You can have a Medicare Advantage plan that is integrated with MA coverage. These plans include all the coverage that Medicare Parts A, B, and D offer plus what MA covers. They are called Special Needs Plans (SNP) plans if you are 18 – 64 years old; Minnesota Senior Health Options (MSHO) if you are 65 or older. With these plans, there’s less paperwork (you only have one insurance card) and you don’t have to worry so much about which of your benefits pays for which medical services. They also offer care coordination as a core part of the plan.
We make every effort to show all available Medicare Part D or Medicare Advantage plans in your service area. However, since our data is provided by Medicare, it is possible that this may not be a complete listing of plans available in your service area. For a complete listing please contact 1-800-MEDICARE (TTY users should call 1-877-486-2048), 24 hours a day/7 days a week or consult www.medicare.gov.

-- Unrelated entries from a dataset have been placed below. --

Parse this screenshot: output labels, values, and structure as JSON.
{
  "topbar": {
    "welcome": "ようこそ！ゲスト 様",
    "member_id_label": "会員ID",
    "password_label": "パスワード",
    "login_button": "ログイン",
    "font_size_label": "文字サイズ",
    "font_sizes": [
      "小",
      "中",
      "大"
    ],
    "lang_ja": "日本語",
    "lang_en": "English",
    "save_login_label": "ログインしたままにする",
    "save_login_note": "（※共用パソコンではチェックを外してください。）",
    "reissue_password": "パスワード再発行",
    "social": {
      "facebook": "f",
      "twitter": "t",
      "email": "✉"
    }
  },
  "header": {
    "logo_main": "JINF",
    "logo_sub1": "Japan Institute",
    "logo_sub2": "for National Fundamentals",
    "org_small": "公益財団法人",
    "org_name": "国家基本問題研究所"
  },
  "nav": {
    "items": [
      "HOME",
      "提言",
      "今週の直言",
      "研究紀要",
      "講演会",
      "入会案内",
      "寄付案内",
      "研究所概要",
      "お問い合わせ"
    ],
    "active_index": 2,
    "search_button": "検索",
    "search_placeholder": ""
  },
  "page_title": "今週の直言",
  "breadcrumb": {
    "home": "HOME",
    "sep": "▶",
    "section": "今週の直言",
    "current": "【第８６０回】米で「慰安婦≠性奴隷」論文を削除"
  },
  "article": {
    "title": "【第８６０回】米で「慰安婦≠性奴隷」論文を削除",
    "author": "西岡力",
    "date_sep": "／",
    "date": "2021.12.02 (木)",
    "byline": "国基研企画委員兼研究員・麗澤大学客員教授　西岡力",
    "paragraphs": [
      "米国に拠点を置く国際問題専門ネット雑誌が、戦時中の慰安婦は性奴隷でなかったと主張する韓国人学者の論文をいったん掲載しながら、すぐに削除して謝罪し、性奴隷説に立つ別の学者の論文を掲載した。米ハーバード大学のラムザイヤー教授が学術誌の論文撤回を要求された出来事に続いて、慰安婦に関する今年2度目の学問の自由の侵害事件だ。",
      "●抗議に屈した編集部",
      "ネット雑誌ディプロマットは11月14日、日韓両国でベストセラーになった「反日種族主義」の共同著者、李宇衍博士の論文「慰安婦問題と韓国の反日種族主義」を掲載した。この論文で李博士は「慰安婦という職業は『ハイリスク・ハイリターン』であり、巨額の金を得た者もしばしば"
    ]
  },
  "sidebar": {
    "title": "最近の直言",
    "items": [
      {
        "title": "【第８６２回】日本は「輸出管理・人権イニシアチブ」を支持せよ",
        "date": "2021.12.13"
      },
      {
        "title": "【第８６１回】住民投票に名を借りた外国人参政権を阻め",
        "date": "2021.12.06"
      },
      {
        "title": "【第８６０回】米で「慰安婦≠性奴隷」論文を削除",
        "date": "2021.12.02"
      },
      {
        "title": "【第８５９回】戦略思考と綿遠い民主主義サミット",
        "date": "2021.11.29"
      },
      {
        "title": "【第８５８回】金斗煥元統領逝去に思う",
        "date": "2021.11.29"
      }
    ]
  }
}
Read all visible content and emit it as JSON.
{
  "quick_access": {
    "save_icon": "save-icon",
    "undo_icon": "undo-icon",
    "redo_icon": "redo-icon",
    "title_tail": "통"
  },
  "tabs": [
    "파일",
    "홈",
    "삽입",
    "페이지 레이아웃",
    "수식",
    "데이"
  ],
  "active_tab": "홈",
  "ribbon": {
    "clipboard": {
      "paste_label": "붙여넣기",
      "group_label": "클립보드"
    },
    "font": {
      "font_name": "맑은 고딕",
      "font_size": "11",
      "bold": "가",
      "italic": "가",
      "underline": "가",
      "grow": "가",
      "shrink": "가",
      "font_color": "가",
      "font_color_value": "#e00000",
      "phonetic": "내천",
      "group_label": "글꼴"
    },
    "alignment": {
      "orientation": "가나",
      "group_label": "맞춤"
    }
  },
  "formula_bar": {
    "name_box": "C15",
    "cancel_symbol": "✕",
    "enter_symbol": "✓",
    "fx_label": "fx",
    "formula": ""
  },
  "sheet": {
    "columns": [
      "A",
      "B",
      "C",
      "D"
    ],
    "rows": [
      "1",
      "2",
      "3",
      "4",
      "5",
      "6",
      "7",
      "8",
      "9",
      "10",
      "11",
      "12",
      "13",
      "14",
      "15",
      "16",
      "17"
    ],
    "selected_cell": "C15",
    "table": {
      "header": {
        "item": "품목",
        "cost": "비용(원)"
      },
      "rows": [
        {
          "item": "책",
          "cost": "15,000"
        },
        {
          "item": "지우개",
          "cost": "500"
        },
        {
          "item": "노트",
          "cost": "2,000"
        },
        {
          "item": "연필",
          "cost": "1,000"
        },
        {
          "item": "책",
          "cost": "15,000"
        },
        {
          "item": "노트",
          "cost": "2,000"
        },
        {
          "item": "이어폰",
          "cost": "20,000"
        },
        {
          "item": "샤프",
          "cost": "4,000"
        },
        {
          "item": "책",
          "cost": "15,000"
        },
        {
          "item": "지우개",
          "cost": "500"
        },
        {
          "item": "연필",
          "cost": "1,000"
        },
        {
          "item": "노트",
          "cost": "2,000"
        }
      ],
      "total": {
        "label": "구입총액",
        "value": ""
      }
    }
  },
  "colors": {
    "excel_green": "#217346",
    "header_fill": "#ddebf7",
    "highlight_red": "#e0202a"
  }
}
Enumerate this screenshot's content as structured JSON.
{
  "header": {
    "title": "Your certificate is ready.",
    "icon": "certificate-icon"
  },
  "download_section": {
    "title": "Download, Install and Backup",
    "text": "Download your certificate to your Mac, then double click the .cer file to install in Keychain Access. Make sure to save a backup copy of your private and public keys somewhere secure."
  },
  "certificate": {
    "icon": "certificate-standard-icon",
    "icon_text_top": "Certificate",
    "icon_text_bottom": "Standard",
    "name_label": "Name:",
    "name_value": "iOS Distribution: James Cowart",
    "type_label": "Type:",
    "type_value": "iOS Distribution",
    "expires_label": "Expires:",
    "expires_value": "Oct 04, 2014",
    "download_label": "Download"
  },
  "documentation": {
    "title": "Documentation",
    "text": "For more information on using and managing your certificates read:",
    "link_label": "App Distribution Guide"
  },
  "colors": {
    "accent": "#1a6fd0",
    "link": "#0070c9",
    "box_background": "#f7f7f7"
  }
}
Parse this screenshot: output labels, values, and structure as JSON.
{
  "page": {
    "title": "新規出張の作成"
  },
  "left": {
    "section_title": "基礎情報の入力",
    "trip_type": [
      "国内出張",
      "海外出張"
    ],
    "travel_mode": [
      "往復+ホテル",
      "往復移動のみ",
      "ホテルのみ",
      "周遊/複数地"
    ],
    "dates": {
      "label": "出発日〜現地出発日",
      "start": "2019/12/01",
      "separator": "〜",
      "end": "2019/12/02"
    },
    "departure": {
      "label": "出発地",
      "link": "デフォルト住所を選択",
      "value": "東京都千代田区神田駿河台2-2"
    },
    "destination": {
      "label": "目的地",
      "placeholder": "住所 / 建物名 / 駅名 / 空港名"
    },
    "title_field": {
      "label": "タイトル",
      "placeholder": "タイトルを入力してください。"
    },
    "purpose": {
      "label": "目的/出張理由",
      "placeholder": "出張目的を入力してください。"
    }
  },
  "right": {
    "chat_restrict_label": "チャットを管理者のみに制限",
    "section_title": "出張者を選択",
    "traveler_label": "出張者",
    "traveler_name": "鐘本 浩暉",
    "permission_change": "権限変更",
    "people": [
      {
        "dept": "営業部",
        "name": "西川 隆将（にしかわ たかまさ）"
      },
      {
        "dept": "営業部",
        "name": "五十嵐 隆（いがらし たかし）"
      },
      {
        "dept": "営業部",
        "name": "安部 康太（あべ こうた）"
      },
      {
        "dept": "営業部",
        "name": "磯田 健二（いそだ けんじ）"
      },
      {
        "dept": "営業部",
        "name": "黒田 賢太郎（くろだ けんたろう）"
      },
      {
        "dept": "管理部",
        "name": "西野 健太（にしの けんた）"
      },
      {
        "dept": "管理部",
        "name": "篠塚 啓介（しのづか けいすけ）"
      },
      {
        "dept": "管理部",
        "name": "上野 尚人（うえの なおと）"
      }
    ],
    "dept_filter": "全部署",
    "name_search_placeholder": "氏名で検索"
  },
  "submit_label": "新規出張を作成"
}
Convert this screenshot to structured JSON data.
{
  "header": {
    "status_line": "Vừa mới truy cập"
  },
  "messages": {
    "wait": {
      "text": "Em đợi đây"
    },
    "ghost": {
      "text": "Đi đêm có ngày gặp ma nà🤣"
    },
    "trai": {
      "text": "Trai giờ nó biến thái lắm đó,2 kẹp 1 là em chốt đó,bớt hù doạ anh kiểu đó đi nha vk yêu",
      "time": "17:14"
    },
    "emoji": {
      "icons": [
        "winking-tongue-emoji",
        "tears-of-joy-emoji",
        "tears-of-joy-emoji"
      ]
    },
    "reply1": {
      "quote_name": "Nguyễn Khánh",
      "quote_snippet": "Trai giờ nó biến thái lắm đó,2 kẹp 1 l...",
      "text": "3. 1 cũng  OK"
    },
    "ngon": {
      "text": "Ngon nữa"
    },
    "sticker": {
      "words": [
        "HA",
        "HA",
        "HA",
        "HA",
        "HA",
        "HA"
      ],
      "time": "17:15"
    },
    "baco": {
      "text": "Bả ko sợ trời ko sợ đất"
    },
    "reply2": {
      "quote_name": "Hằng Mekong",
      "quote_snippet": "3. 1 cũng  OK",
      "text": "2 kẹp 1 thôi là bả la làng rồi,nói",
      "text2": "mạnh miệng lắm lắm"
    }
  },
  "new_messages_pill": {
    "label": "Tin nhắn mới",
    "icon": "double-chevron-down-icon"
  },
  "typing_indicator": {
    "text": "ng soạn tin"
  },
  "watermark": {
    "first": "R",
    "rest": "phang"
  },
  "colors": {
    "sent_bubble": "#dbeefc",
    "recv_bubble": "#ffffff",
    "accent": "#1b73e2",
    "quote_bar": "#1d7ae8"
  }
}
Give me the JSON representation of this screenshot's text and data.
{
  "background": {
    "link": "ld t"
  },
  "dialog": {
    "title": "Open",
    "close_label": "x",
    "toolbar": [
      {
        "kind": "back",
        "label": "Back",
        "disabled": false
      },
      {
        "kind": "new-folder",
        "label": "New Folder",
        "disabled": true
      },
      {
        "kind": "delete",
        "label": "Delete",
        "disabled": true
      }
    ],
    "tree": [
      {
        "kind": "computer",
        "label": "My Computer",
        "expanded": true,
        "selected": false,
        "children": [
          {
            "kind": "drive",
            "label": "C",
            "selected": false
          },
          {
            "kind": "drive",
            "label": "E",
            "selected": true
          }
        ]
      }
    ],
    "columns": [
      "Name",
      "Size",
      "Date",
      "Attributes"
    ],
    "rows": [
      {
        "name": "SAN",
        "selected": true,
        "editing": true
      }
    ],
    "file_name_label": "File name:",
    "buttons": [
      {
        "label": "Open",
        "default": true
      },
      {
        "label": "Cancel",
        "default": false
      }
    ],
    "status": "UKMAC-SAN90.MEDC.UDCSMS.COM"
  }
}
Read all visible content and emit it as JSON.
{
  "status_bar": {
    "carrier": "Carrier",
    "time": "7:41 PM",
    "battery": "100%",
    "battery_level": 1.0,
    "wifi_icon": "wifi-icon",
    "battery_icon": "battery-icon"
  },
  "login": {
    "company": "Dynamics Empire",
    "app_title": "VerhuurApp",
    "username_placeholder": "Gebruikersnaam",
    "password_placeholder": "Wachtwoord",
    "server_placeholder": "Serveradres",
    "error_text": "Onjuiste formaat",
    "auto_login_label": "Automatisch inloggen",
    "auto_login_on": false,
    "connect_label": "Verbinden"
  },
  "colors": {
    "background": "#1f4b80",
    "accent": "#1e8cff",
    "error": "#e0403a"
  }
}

Minnesota agents can help you understand other factors that can affect Medicare eligibility, including whether or not you have a permanent disability or a chronic illness. For those who don’t are not eligible for Medicare but are low-income, Minnesota licensed agents can help you choose a plan from the health insurance marketplace that suits your needs and budget.